In a video posted on his verified Instagram account, the singer explained that he has Ramsay Hunt syndrome, which has left him unable to move half of his face and unable to take the stage.
“It is from this virus that attacks the nerve in my ear and my facial nerves and has caused my face to have paralysis,” he said in the video. “As you can see this eye is not blinking. I can’t smile on this side of my face; this nostril will not move. So there’s full paralysis on this side of my face.”
According to the Mayo Clinic, Ramsay Hunt syndrome “occurs when a shingles outbreak affects the facial nerve near one of your ears. In addition to the painful shingles rash, Ramsay Hunt syndrome can cause facial paralysis and hearing loss in the affected ear.”
—When did Mrs. Bieber get the jab?—
In March, his wife Hailey Bieber was hospitalized due to a small blood clot in her brain.
The model later explained that she had suffered a mini-stroke due to a small hole in her heart from which the clot traveled to her brain.
She underwent surgery to close the hole which she said was between 12 and 13 millimeters.
- As the Covid-19 pandemic and resultant social restrictions have abated in much of the world, other viruses are rearing their heads in new and unusual ways.
- Influenza, Respiratory syncytial virus, adenovirus, tuberculosis and monkeypox are among a number of viruses to have spiked and exhibited strange behaviors in recent months.
CDC claims it backtracked on face mask recommendation because it was ‘causing confusion’
The CDC backtracked on advice calling on travelers to wear face masks to protect themselves against monkeypox because it was ‘causing confusion’, the agency claimed Tuesday.
Late yesterday the Centers for Disease Control and Prevention (CDC) deleted this guidance from its website — just 13 hours after it was reported by the media.
A spokeswoman for the agency told DailyMail.com today that it was removed because of concerns many Americans were being left unsure how to protect themselves abroad.
They stressed that the advice to wear coverings was ‘specifically for people who are traveling’ rather than the general public, and added that any future updates would be accompanied by a public announcement.
The CDC had quietly added advice to wear coverings to its Level 2 travel alert — encouraging ‘enhanced precautions’ abroad — six days ago. It was only picked up by Fox News late on Monday, alongside other outlets including CNBC and this website.
An expert said today it was ‘unfortunate’ that the CDC had put up and removed the advice, because it was bound to further harm public trust in the agency.
Monkeypox can only be spread by people showing symptoms of the virus, and typically transmits through physical contact with infectious skin lesions.
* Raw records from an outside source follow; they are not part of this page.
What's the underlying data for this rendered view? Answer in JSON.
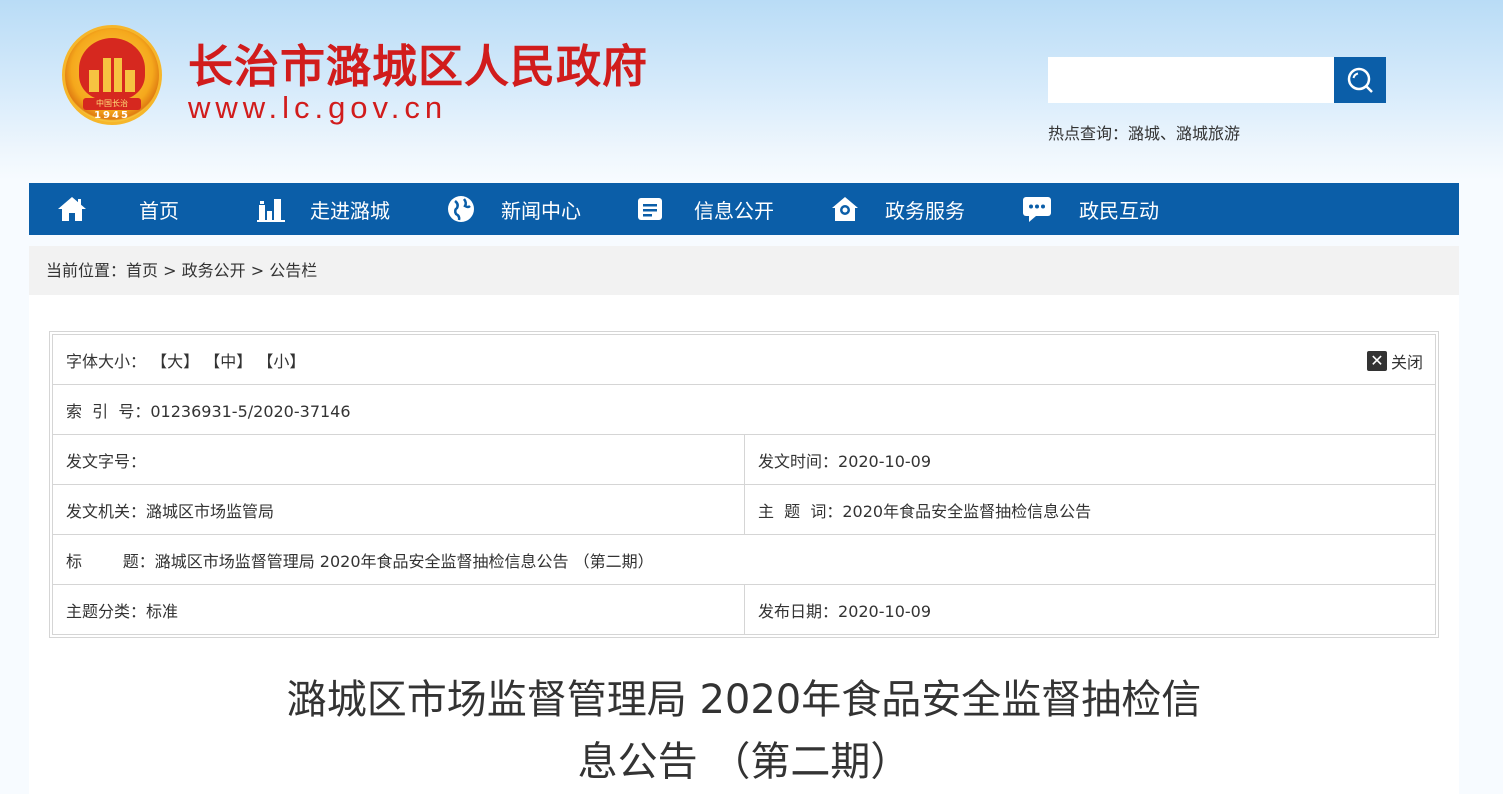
{
  "header": {
    "site_title": "长治市潞城区人民政府",
    "site_url": "www.lc.gov.cn",
    "emblem_text": "中国长治",
    "emblem_year": "1945",
    "search": {
      "placeholder": ""
    },
    "hot_label": "热点查询：",
    "hot_links": [
      "潞城",
      "潞城旅游"
    ],
    "hot_sep": "、"
  },
  "nav": {
    "items": [
      {
        "label": "首页",
        "icon": "home-icon"
      },
      {
        "label": "走进潞城",
        "icon": "buildings-icon"
      },
      {
        "label": "新闻中心",
        "icon": "globe-icon"
      },
      {
        "label": "信息公开",
        "icon": "document-icon"
      },
      {
        "label": "政务服务",
        "icon": "service-icon"
      },
      {
        "label": "政民互动",
        "icon": "chat-icon"
      }
    ]
  },
  "breadcrumb": {
    "prefix": "当前位置：",
    "items": [
      "首页",
      "政务公开",
      "公告栏"
    ],
    "sep": " > "
  },
  "meta": {
    "font_size_label": "字体大小：",
    "font_sizes": [
      "【大】",
      "【中】",
      "【小】"
    ],
    "close_label": "关闭",
    "index_label": "索  引  号：",
    "index_value": "01236931-5/2020-37146",
    "doc_no_label": "发文字号：",
    "doc_no_value": "",
    "issue_time_label": "发文时间：",
    "issue_time_value": "2020-10-09",
    "issuer_label": "发文机关：",
    "issuer_value": "潞城区市场监管局",
    "subject_label": "主  题  词：",
    "subject_value": "2020年食品安全监督抽检信息公告",
    "title_label": "标        题：",
    "title_value": "潞城区市场监督管理局 2020年食品安全监督抽检信息公告 （第二期）",
    "category_label": "主题分类：",
    "category_value": "标准",
    "publish_date_label": "发布日期：",
    "publish_date_value": "2020-10-09"
  },
  "article": {
    "title_line1": "潞城区市场监督管理局 2020年食品安全监督抽检信",
    "title_line2": "息公告 （第二期）"
  },
  "colors": {
    "brand_blue": "#0b5ea8",
    "title_red": "#d11c1c"
  }
}
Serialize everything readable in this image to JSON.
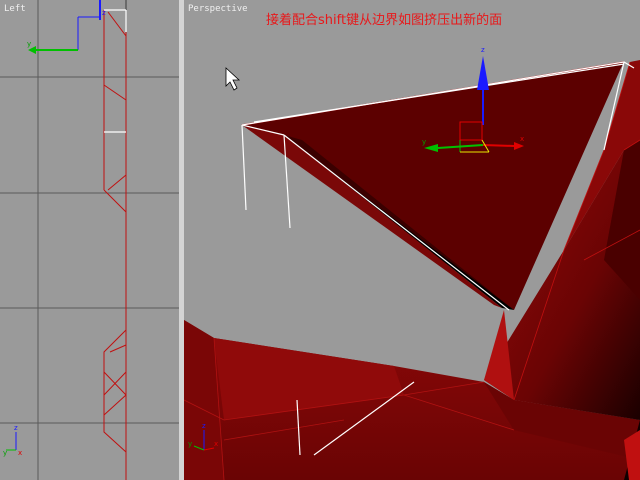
{
  "viewports": {
    "left": {
      "label": "Left"
    },
    "perspective": {
      "label": "Perspective"
    }
  },
  "caption": "接着配合shift键从边界如图挤压出新的面",
  "gizmo": {
    "x": "x",
    "y": "y",
    "z": "z"
  },
  "colors": {
    "viewport_bg": "#9a9a9a",
    "grid": "#5a5a5a",
    "mesh_red": "#8a0808",
    "mesh_dark": "#3a0000",
    "wire_red": "#c01010",
    "selection_white": "#ffffff",
    "caption_red": "#e8181a"
  }
}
But in some cases it can also be spread through breathing in droplets from infected people.
America has detected 31 cases across 12 states and Washington D.C. so far, with most having lesions opening in the genital area as their first symptom. New York City is the nation’s hotspot with seven cases, followed by California with six.